-- Exercise aim --
Nothing but the records, copied exactly and stripped of pictures, should be in the answer.

[Data records for software interfaces]
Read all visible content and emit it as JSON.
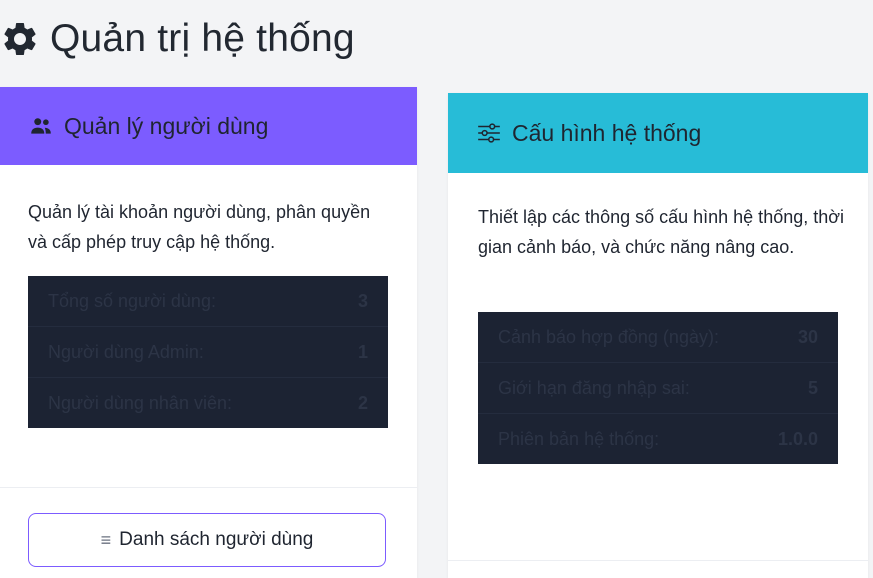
{
  "page": {
    "title": "Quản trị hệ thống",
    "title_icon": "gear-icon"
  },
  "user_management": {
    "header": "Quản lý người dùng",
    "header_icon": "users-icon",
    "header_color": "#7c5cff",
    "description": "Quản lý tài khoản người dùng, phân quyền và cấp phép truy cập hệ thống.",
    "stats": [
      {
        "label": "Tổng số người dùng:",
        "value": "3"
      },
      {
        "label": "Người dùng Admin:",
        "value": "1"
      },
      {
        "label": "Người dùng nhân viên:",
        "value": "2"
      }
    ],
    "button_label": "Danh sách người dùng",
    "button_icon": "list-icon"
  },
  "system_config": {
    "header": "Cấu hình hệ thống",
    "header_icon": "sliders-icon",
    "header_color": "#27bcd7",
    "description": "Thiết lập các thông số cấu hình hệ thống, thời gian cảnh báo, và chức năng nâng cao.",
    "stats": [
      {
        "label": "Cảnh báo hợp đồng (ngày):",
        "value": "30"
      },
      {
        "label": "Giới hạn đăng nhập sai:",
        "value": "5"
      },
      {
        "label": "Phiên bản hệ thống:",
        "value": "1.0.0"
      }
    ]
  }
}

-- Result of this task --
Read all visible content and emit it as JSON.
{
  "page": {
    "title": "Quản trị hệ thống",
    "title_icon": "gear-icon"
  },
  "user_management": {
    "header": "Quản lý người dùng",
    "header_icon": "users-icon",
    "header_color": "#7c5cff",
    "description": "Quản lý tài khoản người dùng, phân quyền và cấp phép truy cập hệ thống.",
    "stats": [
      {
        "label": "Tổng số người dùng:",
        "value": "3"
      },
      {
        "label": "Người dùng Admin:",
        "value": "1"
      },
      {
        "label": "Người dùng nhân viên:",
        "value": "2"
      }
    ],
    "button_label": "Danh sách người dùng",
    "button_icon": "list-icon"
  },
  "system_config": {
    "header": "Cấu hình hệ thống",
    "header_icon": "sliders-icon",
    "header_color": "#27bcd7",
    "description": "Thiết lập các thông số cấu hình hệ thống, thời gian cảnh báo, và chức năng nâng cao.",
    "stats": [
      {
        "label": "Cảnh báo hợp đồng (ngày):",
        "value": "30"
      },
      {
        "label": "Giới hạn đăng nhập sai:",
        "value": "5"
      },
      {
        "label": "Phiên bản hệ thống:",
        "value": "1.0.0"
      }
    ]
  }
}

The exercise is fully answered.